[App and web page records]
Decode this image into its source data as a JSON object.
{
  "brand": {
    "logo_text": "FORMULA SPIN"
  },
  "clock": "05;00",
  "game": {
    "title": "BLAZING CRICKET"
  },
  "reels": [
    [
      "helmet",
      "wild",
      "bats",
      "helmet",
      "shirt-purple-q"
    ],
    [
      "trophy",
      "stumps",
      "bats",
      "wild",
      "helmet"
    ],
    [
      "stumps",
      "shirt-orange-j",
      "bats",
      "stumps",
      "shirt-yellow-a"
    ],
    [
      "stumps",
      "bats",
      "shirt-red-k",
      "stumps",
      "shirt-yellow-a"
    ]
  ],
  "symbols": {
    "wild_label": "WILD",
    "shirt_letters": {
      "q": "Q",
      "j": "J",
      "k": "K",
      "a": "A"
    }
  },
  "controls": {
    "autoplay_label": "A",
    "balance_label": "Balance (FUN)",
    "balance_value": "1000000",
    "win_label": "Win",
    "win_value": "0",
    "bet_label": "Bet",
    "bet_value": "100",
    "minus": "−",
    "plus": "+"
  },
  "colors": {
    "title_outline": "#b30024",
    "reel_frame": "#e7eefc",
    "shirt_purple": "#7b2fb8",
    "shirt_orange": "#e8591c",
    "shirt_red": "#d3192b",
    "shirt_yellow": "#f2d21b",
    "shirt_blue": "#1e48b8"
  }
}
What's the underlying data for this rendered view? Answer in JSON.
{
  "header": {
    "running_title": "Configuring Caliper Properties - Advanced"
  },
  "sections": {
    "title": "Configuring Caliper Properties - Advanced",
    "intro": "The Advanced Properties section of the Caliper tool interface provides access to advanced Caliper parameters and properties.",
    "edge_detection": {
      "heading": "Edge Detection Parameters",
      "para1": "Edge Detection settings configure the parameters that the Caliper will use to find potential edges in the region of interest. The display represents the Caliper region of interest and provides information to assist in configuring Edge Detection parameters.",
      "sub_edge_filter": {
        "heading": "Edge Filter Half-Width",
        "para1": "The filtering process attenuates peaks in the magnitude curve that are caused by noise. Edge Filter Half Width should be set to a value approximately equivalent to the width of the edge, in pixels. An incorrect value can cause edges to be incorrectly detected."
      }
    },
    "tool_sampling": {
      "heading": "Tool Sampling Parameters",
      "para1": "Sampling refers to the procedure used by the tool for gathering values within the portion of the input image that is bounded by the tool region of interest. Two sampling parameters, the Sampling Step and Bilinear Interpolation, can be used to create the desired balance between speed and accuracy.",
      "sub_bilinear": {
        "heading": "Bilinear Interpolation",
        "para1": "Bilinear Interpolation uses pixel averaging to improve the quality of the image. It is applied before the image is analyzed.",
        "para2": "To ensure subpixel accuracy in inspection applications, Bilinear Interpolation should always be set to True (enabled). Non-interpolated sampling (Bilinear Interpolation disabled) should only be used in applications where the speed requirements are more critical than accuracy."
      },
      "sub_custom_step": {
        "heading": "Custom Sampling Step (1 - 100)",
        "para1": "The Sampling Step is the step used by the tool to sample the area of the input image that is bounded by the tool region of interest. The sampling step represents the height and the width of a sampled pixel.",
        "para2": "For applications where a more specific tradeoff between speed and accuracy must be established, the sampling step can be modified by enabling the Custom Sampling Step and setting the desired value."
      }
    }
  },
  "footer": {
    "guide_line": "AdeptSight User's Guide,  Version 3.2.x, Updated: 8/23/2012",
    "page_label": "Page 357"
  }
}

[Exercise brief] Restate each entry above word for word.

[Answer to this exercise]
Decode this image into its source data as a JSON object.
{
  "brand": {
    "logo_text": "FORMULA SPIN"
  },
  "clock": "05;00",
  "game": {
    "title": "BLAZING CRICKET"
  },
  "reels": [
    [
      "helmet",
      "wild",
      "bats",
      "helmet",
      "shirt-purple-q"
    ],
    [
      "trophy",
      "stumps",
      "bats",
      "wild",
      "helmet"
    ],
    [
      "stumps",
      "shirt-orange-j",
      "bats",
      "stumps",
      "shirt-yellow-a"
    ],
    [
      "stumps",
      "bats",
      "shirt-red-k",
      "stumps",
      "shirt-yellow-a"
    ]
  ],
  "symbols": {
    "wild_label": "WILD",
    "shirt_letters": {
      "q": "Q",
      "j": "J",
      "k": "K",
      "a": "A"
    }
  },
  "controls": {
    "autoplay_label": "A",
    "balance_label": "Balance (FUN)",
    "balance_value": "1000000",
    "win_label": "Win",
    "win_value": "0",
    "bet_label": "Bet",
    "bet_value": "100",
    "minus": "−",
    "plus": "+"
  },
  "colors": {
    "title_outline": "#b30024",
    "reel_frame": "#e7eefc",
    "shirt_purple": "#7b2fb8",
    "shirt_orange": "#e8591c",
    "shirt_red": "#d3192b",
    "shirt_yellow": "#f2d21b",
    "shirt_blue": "#1e48b8"
  }
}
What's the underlying data for this rendered view? Answer in JSON.
{
  "header": {
    "running_title": "Configuring Caliper Properties - Advanced"
  },
  "sections": {
    "title": "Configuring Caliper Properties - Advanced",
    "intro": "The Advanced Properties section of the Caliper tool interface provides access to advanced Caliper parameters and properties.",
    "edge_detection": {
      "heading": "Edge Detection Parameters",
      "para1": "Edge Detection settings configure the parameters that the Caliper will use to find potential edges in the region of interest. The display represents the Caliper region of interest and provides information to assist in configuring Edge Detection parameters.",
      "sub_edge_filter": {
        "heading": "Edge Filter Half-Width",
        "para1": "The filtering process attenuates peaks in the magnitude curve that are caused by noise. Edge Filter Half Width should be set to a value approximately equivalent to the width of the edge, in pixels. An incorrect value can cause edges to be incorrectly detected."
      }
    },
    "tool_sampling": {
      "heading": "Tool Sampling Parameters",
      "para1": "Sampling refers to the procedure used by the tool for gathering values within the portion of the input image that is bounded by the tool region of interest. Two sampling parameters, the Sampling Step and Bilinear Interpolation, can be used to create the desired balance between speed and accuracy.",
      "sub_bilinear": {
        "heading": "Bilinear Interpolation",
        "para1": "Bilinear Interpolation uses pixel averaging to improve the quality of the image. It is applied before the image is analyzed.",
        "para2": "To ensure subpixel accuracy in inspection applications, Bilinear Interpolation should always be set to True (enabled). Non-interpolated sampling (Bilinear Interpolation disabled) should only be used in applications where the speed requirements are more critical than accuracy."
      },
      "sub_custom_step": {
        "heading": "Custom Sampling Step (1 - 100)",
        "para1": "The Sampling Step is the step used by the tool to sample the area of the input image that is bounded by the tool region of interest. The sampling step represents the height and the width of a sampled pixel.",
        "para2": "For applications where a more specific tradeoff between speed and accuracy must be established, the sampling step can be modified by enabling the Custom Sampling Step and setting the desired value."
      }
    }
  },
  "footer": {
    "guide_line": "AdeptSight User's Guide,  Version 3.2.x, Updated: 8/23/2012",
    "page_label": "Page 357"
  }
}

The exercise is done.